§ **RECORDED DATA**:

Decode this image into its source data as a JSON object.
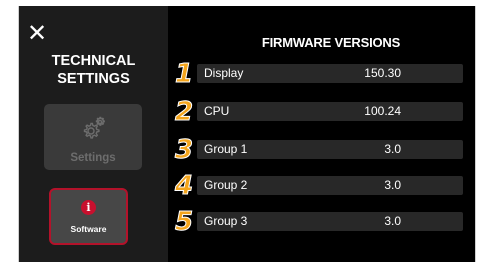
{
  "sidebar": {
    "close_icon": "close-icon",
    "title_line1": "TECHNICAL",
    "title_line2": "SETTINGS",
    "items": [
      {
        "label": "Settings",
        "icon": "gear-icon",
        "state": "disabled"
      },
      {
        "label": "Software",
        "icon": "info-icon",
        "state": "selected",
        "accent": "#c8102e"
      }
    ]
  },
  "panel": {
    "title": "FIRMWARE VERSIONS",
    "rows": [
      {
        "index": "1",
        "name": "Display",
        "version": "150.30"
      },
      {
        "index": "2",
        "name": "CPU",
        "version": "100.24"
      },
      {
        "index": "3",
        "name": "Group 1",
        "version": "3.0"
      },
      {
        "index": "4",
        "name": "Group 2",
        "version": "3.0"
      },
      {
        "index": "5",
        "name": "Group 3",
        "version": "3.0"
      }
    ]
  },
  "colors": {
    "background": "#000000",
    "sidebar": "#1c1c1c",
    "row_bar": "#282828",
    "callout_number": "#f4a51c",
    "selected_border": "#b3122a"
  }
}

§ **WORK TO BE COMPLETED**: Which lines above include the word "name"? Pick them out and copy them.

§ **FINAL ANSWER**:
        "name": "Display",
        "name": "CPU",
        "name": "Group 1",
        "name": "Group 2",
        "name": "Group 3",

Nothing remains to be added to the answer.